Originally Posted by geline
And Why it is Important to Know the Difference
In the few decades that snowboarding has been around, a few distinct styles have emerged within the sport. These styles are characterized by their preferred terrain, their specific equipment and their own competitions.
It is important to know what type of snowboarder you are -- or are interested in becoming -- before you drop your savings on a new board/boots/bindings setup. Manufacturers carefully design boards for specific types of riding, and you don't want to make the mistake of buying a $450 big mountain board if you're going to spend all day in the pipe.
Freestyle riding is the flavor of the day. This style focuses on jumps, tricks, rail slides, halfpipes and switch riding.
Snowboard movies typically showcase freestyle riding; it is fun to watch and where pros can really show off their skills.
Freeriding is the most general style of snowboarding and has correspondingly versatile equipment. Like freestyle, freeride equipment uses a soft boot. Boards in this category are relatively longer and more directional in their shape. If you don't know what kind of terrain you like, or know that you like everything, this is your category.
Freecarve / Race
This often overlooked style of snowboarding focuses on carving and racing. Sometimes called alpine snowboarding, freecarving takes place on hard-pack or groomed runs and focuses on the ultimate carving turn. Little or no jumping takes place in this discipline.

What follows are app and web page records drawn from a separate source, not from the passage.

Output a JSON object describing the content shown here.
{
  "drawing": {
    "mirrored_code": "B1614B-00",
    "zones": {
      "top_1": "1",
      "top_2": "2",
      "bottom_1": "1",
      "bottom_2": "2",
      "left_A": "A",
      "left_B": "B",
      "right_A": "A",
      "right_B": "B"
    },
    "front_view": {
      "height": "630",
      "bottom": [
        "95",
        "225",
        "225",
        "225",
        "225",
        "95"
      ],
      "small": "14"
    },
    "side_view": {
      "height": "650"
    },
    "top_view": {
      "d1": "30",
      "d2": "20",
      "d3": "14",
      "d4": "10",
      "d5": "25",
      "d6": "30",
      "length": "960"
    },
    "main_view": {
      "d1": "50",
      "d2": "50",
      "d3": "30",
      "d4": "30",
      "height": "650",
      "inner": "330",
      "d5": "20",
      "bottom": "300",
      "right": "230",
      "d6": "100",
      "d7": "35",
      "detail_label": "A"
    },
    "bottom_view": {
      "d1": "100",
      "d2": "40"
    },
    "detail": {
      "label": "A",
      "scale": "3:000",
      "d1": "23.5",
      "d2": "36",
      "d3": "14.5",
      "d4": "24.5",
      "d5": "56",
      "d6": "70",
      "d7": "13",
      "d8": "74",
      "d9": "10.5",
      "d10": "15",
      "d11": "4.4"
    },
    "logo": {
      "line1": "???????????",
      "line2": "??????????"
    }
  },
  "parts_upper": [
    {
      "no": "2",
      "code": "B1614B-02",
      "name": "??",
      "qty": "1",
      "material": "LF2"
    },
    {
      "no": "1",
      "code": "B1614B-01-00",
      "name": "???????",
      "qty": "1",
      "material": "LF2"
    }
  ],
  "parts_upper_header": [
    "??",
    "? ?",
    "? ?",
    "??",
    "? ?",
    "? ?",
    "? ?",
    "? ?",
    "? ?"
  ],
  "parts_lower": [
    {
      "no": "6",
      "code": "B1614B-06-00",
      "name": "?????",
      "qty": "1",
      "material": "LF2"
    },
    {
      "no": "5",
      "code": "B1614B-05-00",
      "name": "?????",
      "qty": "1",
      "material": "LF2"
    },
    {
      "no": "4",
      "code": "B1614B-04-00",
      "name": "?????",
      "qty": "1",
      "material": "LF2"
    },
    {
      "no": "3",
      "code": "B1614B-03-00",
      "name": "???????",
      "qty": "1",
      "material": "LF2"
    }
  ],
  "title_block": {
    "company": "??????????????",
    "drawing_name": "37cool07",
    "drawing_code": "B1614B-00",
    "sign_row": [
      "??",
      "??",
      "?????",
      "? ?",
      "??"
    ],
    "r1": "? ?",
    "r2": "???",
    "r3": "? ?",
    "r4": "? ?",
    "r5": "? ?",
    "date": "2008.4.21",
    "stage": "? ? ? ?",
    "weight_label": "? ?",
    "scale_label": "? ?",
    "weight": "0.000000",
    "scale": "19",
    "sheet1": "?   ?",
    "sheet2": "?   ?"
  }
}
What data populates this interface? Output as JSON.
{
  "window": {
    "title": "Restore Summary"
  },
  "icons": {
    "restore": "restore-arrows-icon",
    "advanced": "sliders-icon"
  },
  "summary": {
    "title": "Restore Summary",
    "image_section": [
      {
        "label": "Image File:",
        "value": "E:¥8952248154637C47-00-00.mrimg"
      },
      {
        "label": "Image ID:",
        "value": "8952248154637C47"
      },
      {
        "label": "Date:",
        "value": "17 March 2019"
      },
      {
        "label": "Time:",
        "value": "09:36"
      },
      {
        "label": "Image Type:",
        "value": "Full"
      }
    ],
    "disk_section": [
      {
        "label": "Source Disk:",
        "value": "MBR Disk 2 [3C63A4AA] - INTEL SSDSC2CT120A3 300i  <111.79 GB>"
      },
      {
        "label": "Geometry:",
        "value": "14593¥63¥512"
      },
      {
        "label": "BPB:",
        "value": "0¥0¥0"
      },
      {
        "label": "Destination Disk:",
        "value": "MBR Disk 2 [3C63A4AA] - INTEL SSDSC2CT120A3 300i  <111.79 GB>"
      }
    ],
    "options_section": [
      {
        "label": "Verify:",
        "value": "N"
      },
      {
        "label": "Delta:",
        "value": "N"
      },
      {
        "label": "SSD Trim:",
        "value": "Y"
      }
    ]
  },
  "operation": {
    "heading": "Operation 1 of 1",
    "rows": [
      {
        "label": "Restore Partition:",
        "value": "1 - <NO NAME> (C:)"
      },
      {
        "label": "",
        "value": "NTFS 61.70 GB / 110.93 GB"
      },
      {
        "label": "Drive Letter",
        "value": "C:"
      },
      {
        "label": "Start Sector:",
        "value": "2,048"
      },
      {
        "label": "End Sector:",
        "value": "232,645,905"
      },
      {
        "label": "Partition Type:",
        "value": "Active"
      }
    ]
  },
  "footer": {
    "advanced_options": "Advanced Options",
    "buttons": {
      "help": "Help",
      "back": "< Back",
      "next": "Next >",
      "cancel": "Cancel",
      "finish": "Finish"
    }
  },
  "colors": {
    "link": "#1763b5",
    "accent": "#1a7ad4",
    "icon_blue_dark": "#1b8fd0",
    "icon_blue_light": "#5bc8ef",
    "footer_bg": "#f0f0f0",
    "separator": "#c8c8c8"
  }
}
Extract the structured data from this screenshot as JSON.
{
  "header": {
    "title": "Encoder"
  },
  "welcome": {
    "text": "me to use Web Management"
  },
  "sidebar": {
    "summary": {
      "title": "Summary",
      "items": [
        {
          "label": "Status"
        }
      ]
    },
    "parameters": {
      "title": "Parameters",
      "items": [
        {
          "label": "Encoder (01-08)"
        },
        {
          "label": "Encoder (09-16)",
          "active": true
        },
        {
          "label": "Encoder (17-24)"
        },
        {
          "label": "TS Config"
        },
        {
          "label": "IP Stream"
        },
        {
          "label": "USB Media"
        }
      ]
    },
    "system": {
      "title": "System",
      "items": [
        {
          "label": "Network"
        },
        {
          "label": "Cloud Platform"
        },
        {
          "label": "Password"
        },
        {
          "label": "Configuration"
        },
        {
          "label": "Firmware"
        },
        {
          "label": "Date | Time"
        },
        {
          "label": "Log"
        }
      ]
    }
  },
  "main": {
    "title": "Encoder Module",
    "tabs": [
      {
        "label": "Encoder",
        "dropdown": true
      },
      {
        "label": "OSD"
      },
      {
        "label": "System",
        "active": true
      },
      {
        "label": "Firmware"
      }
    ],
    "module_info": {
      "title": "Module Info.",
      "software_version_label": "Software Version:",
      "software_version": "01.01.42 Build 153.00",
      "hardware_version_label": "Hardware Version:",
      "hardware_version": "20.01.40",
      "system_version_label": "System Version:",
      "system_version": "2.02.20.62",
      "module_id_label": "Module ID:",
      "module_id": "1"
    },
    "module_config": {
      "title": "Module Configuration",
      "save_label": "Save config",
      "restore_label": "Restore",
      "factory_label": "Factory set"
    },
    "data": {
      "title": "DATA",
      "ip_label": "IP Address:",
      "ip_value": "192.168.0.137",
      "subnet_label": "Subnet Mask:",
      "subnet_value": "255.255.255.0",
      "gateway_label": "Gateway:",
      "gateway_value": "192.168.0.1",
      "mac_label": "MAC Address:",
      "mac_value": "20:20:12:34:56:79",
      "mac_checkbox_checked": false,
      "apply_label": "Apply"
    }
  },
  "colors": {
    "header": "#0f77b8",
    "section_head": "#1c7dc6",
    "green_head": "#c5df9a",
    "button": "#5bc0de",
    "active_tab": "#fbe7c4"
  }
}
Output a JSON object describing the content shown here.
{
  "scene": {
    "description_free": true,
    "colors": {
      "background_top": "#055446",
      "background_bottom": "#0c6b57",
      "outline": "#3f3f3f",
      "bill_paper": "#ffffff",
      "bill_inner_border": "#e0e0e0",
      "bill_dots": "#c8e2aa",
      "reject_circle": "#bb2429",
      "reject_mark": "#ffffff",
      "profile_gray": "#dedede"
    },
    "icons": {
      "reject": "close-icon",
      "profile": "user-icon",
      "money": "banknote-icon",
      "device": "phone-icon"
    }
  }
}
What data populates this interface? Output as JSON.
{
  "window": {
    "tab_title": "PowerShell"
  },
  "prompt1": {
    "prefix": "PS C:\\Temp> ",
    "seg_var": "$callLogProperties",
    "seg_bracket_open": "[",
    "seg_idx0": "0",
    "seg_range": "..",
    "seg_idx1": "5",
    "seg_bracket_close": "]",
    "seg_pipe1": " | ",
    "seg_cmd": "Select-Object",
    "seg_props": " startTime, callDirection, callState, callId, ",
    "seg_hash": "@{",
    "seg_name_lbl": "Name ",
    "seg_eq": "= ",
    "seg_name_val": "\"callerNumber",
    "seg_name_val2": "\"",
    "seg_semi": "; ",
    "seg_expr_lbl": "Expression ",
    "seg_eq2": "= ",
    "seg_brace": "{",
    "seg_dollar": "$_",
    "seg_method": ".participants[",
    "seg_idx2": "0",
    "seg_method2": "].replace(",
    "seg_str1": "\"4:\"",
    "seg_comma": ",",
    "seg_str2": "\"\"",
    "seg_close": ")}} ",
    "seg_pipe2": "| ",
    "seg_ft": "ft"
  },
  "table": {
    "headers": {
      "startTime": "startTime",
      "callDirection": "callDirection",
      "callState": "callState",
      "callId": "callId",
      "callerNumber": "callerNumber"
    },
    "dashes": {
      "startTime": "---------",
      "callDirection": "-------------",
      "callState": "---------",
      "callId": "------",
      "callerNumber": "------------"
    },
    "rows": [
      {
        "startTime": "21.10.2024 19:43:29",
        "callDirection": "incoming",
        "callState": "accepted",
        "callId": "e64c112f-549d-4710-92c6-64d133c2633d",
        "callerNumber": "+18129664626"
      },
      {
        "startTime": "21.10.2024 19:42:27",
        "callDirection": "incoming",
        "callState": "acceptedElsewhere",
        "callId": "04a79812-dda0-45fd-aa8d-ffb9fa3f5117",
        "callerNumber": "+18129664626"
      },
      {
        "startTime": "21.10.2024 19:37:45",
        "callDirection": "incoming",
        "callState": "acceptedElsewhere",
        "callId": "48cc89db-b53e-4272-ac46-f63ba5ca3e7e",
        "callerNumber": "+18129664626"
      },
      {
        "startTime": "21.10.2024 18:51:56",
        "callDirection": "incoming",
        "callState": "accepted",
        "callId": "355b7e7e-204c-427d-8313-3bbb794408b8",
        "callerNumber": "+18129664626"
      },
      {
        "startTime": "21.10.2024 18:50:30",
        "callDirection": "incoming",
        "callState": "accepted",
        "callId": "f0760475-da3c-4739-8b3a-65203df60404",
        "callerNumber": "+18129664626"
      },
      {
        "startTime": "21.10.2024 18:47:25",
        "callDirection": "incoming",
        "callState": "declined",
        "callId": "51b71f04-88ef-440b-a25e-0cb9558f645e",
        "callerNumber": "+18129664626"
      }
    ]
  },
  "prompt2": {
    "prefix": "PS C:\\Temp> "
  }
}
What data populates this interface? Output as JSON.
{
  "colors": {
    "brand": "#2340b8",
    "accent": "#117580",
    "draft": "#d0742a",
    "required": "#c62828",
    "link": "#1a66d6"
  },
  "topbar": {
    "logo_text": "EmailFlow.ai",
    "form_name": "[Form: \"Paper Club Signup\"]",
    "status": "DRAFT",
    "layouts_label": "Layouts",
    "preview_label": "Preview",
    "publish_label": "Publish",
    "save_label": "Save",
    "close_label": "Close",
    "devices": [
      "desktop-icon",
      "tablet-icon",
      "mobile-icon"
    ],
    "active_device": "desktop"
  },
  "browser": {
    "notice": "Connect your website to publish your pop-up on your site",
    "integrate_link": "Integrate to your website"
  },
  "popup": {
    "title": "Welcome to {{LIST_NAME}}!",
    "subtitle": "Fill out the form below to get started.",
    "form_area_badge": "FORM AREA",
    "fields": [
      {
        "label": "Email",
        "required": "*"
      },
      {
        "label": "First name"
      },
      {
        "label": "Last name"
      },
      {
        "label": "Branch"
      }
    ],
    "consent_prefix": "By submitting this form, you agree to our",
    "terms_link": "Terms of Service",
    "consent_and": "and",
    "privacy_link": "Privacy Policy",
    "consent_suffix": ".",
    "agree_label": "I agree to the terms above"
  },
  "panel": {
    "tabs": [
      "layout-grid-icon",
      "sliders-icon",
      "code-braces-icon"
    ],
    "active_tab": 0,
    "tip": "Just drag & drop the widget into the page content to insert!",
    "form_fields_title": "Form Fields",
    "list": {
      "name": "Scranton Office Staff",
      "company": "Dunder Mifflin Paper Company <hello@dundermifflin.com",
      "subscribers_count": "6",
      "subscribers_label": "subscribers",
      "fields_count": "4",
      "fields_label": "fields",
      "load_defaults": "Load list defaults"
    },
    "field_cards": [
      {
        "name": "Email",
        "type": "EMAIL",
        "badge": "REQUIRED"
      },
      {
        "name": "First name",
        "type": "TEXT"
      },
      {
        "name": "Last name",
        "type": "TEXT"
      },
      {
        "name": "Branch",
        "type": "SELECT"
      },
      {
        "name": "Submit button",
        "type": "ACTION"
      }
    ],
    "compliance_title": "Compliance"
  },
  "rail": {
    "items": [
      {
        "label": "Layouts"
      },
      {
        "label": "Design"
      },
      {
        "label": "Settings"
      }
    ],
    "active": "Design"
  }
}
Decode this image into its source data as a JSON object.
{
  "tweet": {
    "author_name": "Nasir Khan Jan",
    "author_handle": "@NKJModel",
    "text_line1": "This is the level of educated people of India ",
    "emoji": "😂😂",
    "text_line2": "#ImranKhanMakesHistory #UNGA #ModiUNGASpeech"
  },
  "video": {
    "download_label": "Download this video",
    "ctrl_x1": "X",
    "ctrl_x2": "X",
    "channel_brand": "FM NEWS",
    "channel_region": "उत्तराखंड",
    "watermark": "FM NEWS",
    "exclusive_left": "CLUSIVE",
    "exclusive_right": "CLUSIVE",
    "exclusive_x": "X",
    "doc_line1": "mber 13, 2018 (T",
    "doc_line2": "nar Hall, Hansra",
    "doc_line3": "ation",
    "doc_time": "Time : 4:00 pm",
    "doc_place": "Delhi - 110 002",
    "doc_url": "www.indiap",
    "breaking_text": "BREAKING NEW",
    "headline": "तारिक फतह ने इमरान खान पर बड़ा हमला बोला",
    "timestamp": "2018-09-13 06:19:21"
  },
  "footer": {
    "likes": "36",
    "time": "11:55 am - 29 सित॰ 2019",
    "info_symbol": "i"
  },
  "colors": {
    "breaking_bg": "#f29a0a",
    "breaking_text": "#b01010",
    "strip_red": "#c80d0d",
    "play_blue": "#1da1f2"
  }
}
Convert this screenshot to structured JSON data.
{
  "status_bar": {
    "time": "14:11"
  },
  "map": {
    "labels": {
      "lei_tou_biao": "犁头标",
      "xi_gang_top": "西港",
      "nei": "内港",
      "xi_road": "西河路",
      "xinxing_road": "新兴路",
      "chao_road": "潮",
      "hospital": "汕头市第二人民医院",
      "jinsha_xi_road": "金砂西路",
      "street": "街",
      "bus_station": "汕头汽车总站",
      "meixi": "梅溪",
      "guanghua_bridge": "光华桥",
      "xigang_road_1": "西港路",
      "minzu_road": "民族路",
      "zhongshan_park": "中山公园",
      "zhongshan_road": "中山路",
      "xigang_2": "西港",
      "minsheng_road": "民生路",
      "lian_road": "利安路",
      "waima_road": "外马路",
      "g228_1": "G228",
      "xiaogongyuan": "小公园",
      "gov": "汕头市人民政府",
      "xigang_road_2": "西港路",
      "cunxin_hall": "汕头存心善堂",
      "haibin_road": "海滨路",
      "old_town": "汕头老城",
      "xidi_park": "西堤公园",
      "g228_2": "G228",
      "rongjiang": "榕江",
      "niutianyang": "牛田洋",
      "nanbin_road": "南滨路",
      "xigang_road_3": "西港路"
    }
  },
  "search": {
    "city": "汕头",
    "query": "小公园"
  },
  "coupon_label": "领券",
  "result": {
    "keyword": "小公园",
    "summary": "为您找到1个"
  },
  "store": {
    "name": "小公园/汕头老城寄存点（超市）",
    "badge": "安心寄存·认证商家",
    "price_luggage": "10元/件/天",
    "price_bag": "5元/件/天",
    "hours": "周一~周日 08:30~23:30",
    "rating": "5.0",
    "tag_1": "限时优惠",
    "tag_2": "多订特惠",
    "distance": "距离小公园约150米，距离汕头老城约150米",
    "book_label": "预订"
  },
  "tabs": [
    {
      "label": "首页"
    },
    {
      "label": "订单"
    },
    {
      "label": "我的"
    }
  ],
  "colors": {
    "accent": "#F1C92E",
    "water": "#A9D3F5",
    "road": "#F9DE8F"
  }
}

As a beginner, it is advised that you should look for a good all-around design, most likely a freeride or freestyle setup.
sorry, i'm too stupid to actually quote it how i'm supposed to